Your task |
If a line below contains the string "Input", copy it out.

Material for the task |

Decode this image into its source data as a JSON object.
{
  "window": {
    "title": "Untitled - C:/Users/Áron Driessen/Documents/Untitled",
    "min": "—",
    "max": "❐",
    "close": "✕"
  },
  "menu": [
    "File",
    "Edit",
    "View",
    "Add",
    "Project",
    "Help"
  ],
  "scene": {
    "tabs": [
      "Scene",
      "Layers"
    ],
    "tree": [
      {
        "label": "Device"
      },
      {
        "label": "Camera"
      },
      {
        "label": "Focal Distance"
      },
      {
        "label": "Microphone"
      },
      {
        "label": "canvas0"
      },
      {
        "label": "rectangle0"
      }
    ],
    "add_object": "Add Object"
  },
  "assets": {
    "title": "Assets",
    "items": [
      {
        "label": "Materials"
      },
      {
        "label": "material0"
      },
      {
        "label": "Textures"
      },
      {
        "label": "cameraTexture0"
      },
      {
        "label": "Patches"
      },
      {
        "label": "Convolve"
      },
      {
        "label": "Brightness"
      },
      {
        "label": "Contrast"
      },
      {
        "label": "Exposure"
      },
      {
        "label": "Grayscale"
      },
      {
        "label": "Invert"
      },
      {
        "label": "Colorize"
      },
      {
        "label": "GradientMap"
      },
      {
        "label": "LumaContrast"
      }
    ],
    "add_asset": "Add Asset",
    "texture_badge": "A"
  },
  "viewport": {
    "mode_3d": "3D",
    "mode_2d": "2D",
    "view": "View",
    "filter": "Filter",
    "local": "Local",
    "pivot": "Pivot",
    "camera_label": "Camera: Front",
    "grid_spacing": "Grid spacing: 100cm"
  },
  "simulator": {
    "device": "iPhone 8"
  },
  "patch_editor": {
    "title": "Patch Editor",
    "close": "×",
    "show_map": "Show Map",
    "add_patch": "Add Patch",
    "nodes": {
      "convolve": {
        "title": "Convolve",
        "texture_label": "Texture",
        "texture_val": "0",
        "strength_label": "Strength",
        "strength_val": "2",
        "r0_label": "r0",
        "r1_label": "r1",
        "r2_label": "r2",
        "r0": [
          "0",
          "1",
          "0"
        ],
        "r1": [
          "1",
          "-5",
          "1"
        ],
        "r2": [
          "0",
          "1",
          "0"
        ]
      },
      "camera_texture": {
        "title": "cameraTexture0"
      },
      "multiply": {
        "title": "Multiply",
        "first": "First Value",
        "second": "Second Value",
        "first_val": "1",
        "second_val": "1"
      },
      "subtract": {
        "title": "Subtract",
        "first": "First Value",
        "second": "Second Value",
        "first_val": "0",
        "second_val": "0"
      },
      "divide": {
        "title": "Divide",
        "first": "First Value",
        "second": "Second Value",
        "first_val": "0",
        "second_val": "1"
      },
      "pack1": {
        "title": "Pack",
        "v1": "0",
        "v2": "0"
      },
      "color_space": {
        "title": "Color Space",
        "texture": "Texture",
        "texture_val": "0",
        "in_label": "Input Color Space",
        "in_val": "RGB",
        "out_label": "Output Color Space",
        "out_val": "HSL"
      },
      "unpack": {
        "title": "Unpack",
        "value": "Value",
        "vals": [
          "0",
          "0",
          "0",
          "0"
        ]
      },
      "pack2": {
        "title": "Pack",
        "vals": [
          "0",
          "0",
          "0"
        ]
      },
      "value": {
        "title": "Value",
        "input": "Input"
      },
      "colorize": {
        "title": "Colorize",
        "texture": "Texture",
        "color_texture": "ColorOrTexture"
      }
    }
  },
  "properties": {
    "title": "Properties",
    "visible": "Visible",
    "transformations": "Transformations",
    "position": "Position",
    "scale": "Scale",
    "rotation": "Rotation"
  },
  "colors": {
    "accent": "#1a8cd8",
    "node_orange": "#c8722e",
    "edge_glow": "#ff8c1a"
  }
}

Solution |
        "in_label": "Input Color Space",
        "input": "Input"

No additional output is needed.